LoMonte said the whole point is to let the public make plans to be there, especially if the meeting is on a business day when people may have to rearrange their schedules to be present.

Emergencies would be the only exception to not giving reasonable notice as to when and where the meeting is being conducted, Miner said. Changing the time simply for the board’s convenience does not comply with Sunshine law, he said.

The time moved because the board was ahead of schedule, Serwatka said. Serwatka said making the trustees sit around until the listed start time can be awkward.

“These board members are community folks with busy schedules, so we try not to impose on their time more than we need to,” Stone said.

The general counsel and board have talked about how they need to get away from predicting times, Stone said. She said they do not know whether another meeting or workshop might run earlier or later, which would cause a scheduled meeting to change its time.

“The board is recognizing this issue, and going forward, we will have a different posting so that we won’t end up in this bad place,” Serwatka said.

Possible fallback
These board members are public officials who are meeting without notifying the public properly, which is against the law, and they could be prosecuted, Miner said.

It’s hard to believe UNF would do this on purpose, LoMonte said. He said the June 19 board meeting doesn’t legally exist.

A judge would rule that the June 19 meeting is void, if any person felt inclined to challenge anything that was passed, LoMonte said. If challenged, the effect is the board wasted its time by not having a legal meeting because the trustees will have to go back at a properly advertised meeting and redo all the votes.
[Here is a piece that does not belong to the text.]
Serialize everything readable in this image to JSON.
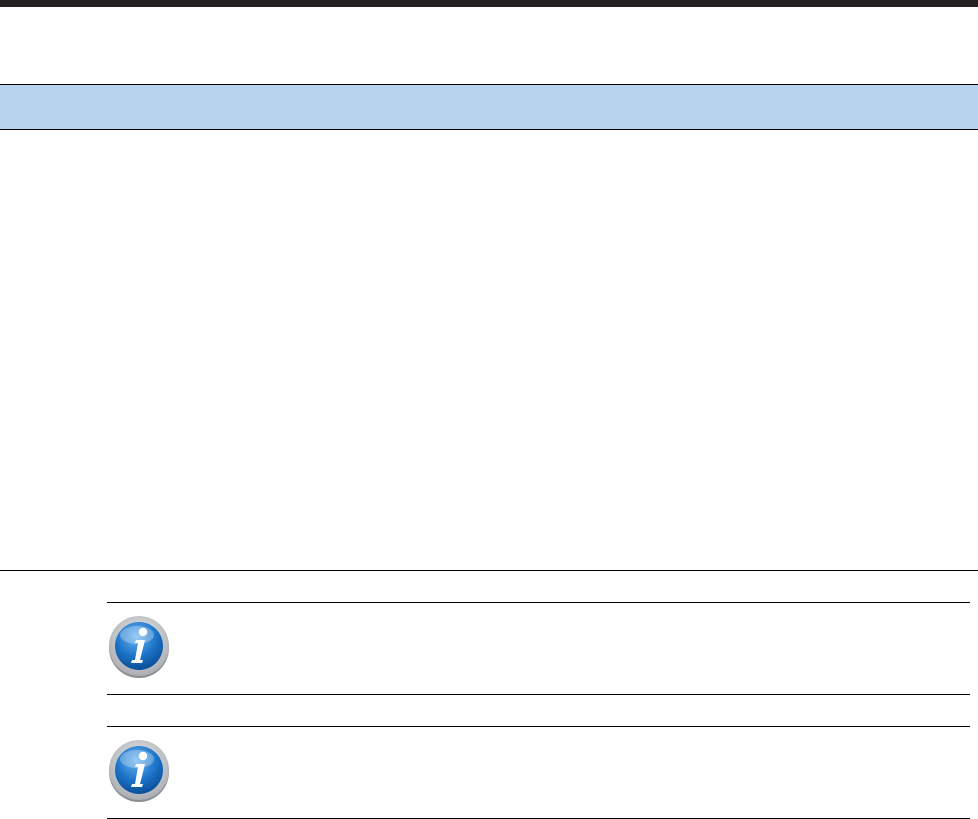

No one has challenged the June 19 budget increase meeting, Serwatka said. The public usually doesn’t come to any of the board meetings unless it’s a topic concerning a tuition or fee hike, he said.

If someone challenged the meeting, then the board would take the case to its attorneys to see if it could fight it, Serwatka said.

“I would love to talk to UNF’s attorney and find out how they could let this happen, especially if one was present at the meeting,” Miner said.

Stone said if any member of the public is concerned about missing the meeting, she would suggest the board meet again to redo the vote.